Dataset rows describing interfaces:
####################
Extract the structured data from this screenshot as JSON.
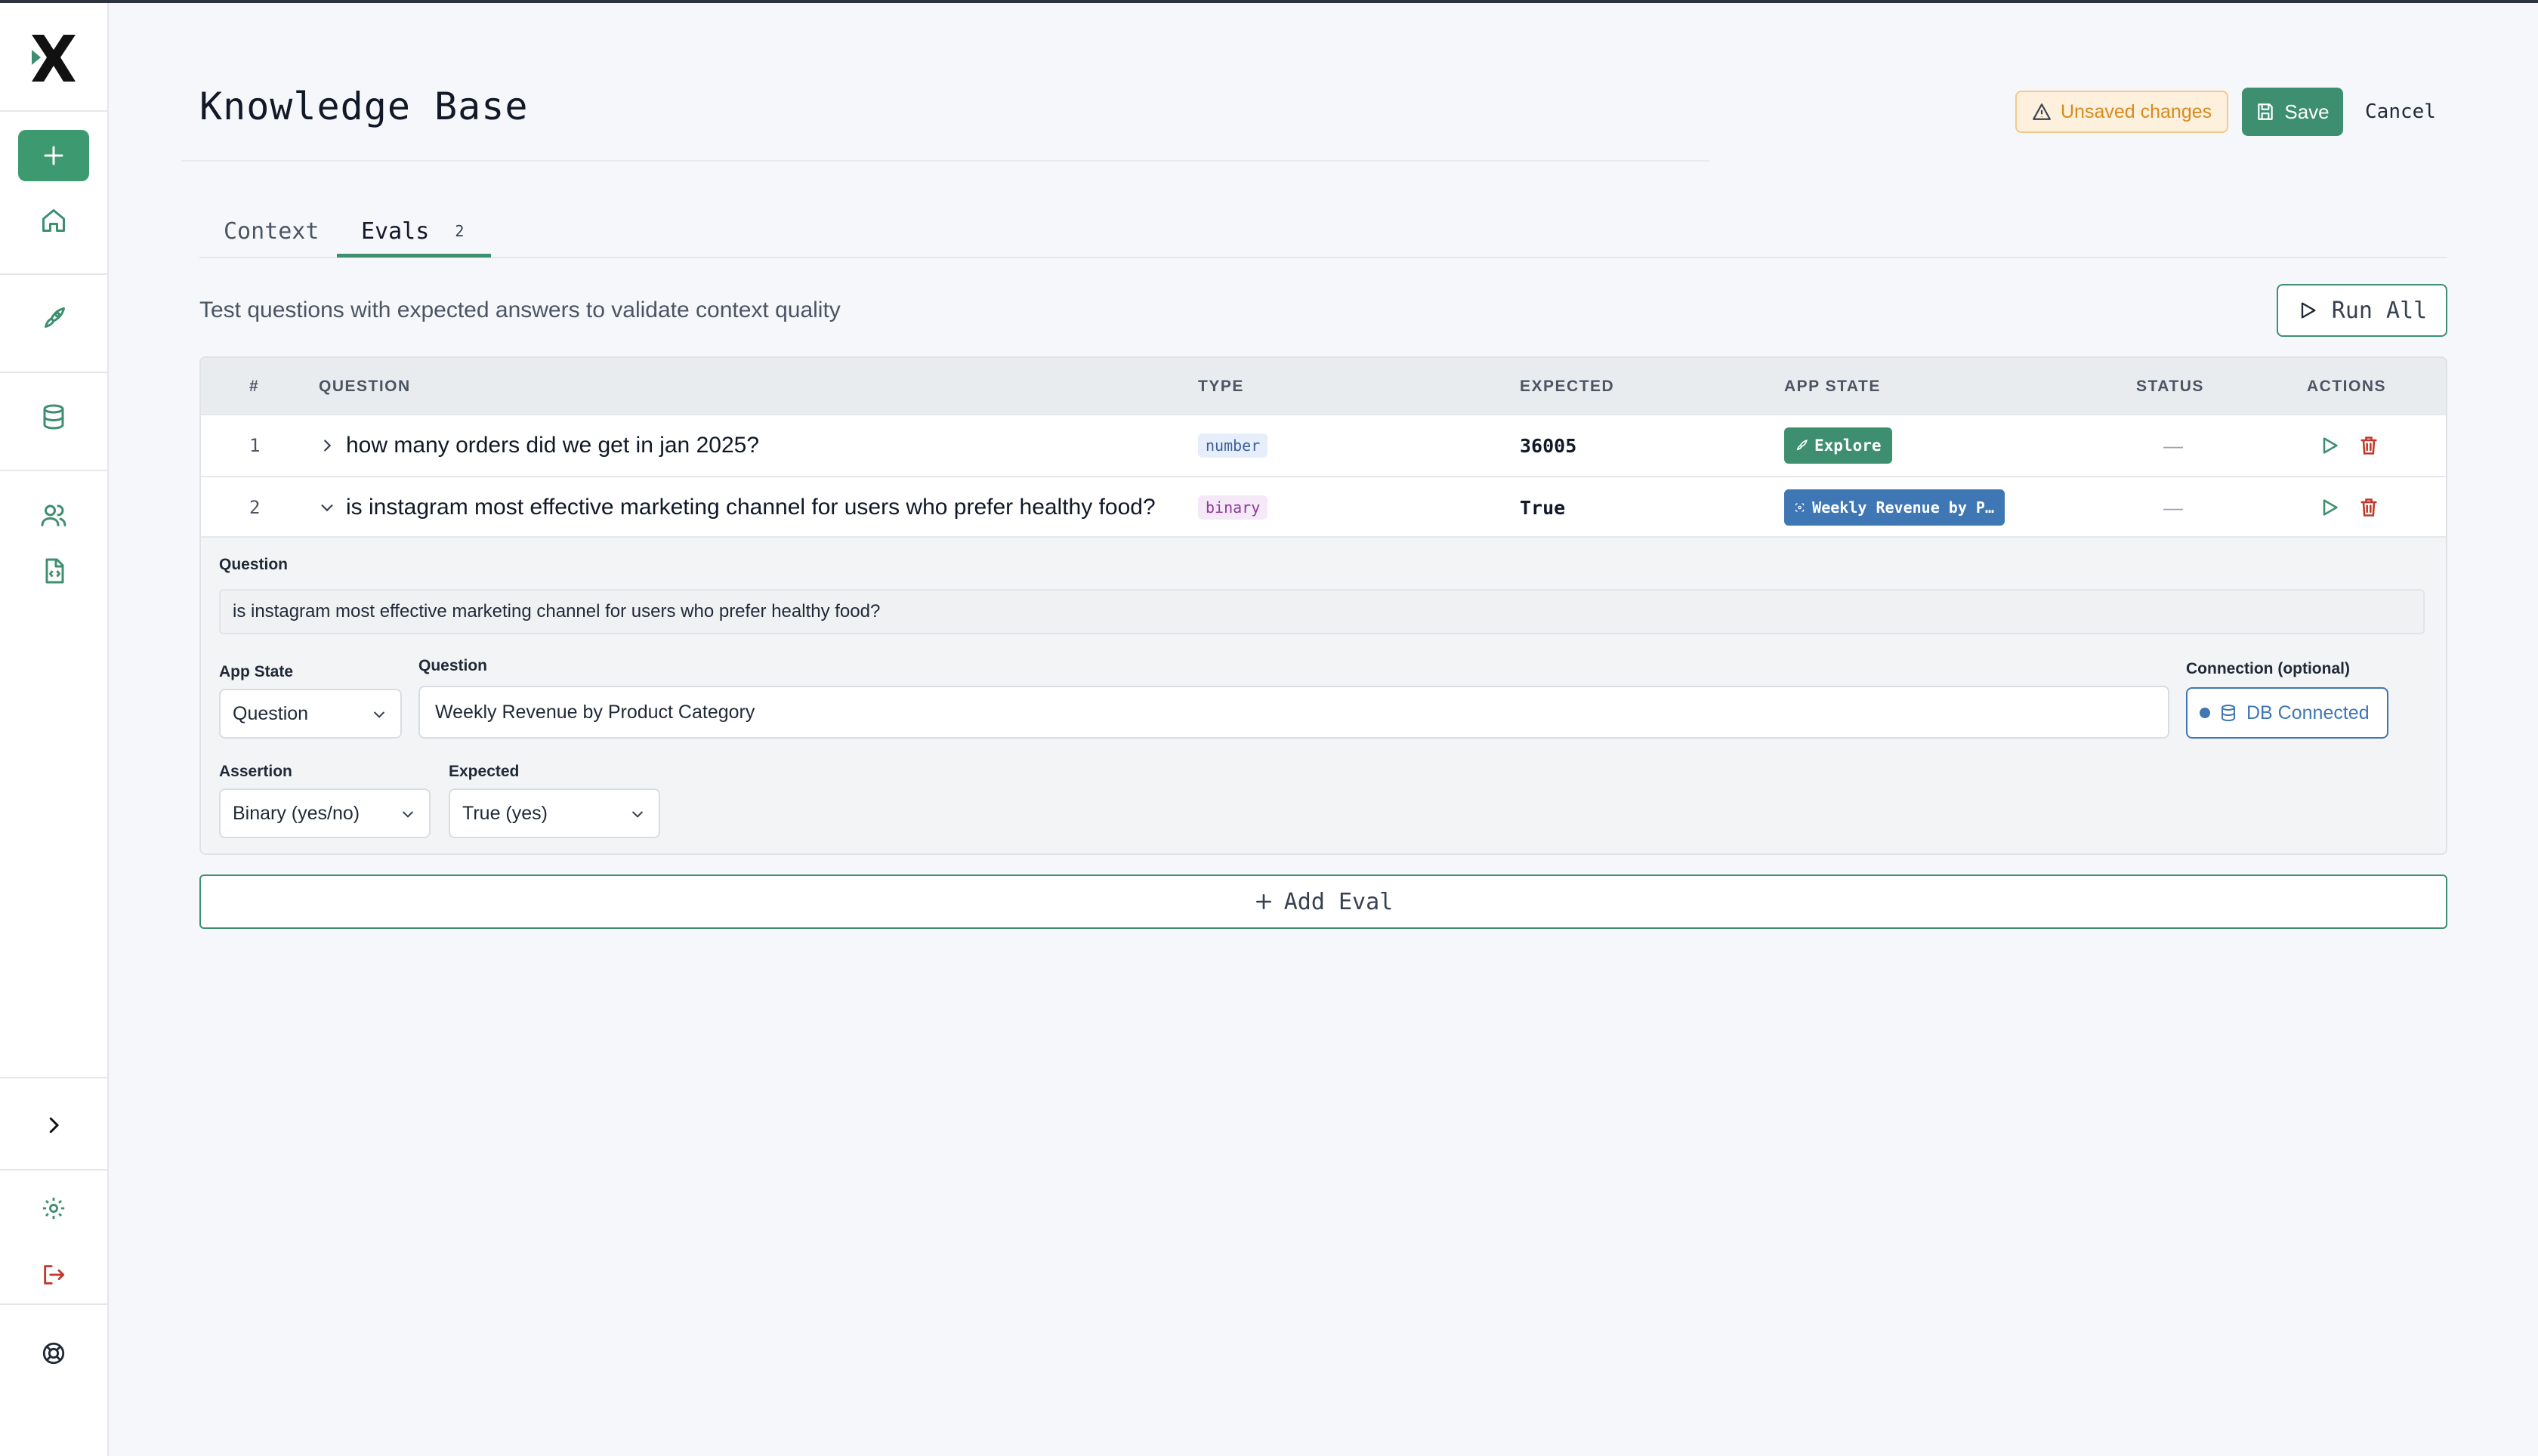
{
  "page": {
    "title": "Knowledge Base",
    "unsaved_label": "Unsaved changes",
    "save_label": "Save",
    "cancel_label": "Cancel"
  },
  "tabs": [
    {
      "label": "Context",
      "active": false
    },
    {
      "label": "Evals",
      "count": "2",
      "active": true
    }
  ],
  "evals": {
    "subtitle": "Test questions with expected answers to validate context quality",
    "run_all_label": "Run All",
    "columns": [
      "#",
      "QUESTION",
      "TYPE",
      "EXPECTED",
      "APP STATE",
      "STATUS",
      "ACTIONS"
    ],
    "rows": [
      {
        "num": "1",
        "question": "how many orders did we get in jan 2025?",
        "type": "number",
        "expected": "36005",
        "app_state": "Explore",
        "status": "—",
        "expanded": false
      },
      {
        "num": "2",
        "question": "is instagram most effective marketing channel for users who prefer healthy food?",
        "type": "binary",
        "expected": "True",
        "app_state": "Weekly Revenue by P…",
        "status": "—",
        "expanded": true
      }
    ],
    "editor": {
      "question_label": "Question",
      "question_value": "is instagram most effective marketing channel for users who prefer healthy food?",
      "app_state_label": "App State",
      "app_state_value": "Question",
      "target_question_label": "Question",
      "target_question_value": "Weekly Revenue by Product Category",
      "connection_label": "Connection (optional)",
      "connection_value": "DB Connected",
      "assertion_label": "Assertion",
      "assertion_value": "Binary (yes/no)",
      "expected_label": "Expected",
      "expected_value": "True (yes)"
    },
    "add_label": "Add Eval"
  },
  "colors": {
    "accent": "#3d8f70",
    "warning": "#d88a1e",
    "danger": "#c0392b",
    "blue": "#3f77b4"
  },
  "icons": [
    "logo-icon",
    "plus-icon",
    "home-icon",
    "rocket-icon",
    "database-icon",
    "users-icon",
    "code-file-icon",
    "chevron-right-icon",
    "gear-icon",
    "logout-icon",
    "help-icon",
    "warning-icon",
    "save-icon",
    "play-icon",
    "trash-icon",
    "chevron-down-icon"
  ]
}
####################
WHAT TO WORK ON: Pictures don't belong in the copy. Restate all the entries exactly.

SOLUTION TO THE EXERCISE:
Extract the structured data from this screenshot as JSON.
{
  "page": {
    "title": "Knowledge Base",
    "unsaved_label": "Unsaved changes",
    "save_label": "Save",
    "cancel_label": "Cancel"
  },
  "tabs": [
    {
      "label": "Context",
      "active": false
    },
    {
      "label": "Evals",
      "count": "2",
      "active": true
    }
  ],
  "evals": {
    "subtitle": "Test questions with expected answers to validate context quality",
    "run_all_label": "Run All",
    "columns": [
      "#",
      "QUESTION",
      "TYPE",
      "EXPECTED",
      "APP STATE",
      "STATUS",
      "ACTIONS"
    ],
    "rows": [
      {
        "num": "1",
        "question": "how many orders did we get in jan 2025?",
        "type": "number",
        "expected": "36005",
        "app_state": "Explore",
        "status": "—",
        "expanded": false
      },
      {
        "num": "2",
        "question": "is instagram most effective marketing channel for users who prefer healthy food?",
        "type": "binary",
        "expected": "True",
        "app_state": "Weekly Revenue by P…",
        "status": "—",
        "expanded": true
      }
    ],
    "editor": {
      "question_label": "Question",
      "question_value": "is instagram most effective marketing channel for users who prefer healthy food?",
      "app_state_label": "App State",
      "app_state_value": "Question",
      "target_question_label": "Question",
      "target_question_value": "Weekly Revenue by Product Category",
      "connection_label": "Connection (optional)",
      "connection_value": "DB Connected",
      "assertion_label": "Assertion",
      "assertion_value": "Binary (yes/no)",
      "expected_label": "Expected",
      "expected_value": "True (yes)"
    },
    "add_label": "Add Eval"
  },
  "colors": {
    "accent": "#3d8f70",
    "warning": "#d88a1e",
    "danger": "#c0392b",
    "blue": "#3f77b4"
  },
  "icons": [
    "logo-icon",
    "plus-icon",
    "home-icon",
    "rocket-icon",
    "database-icon",
    "users-icon",
    "code-file-icon",
    "chevron-right-icon",
    "gear-icon",
    "logout-icon",
    "help-icon",
    "warning-icon",
    "save-icon",
    "play-icon",
    "trash-icon",
    "chevron-down-icon"
  ]
}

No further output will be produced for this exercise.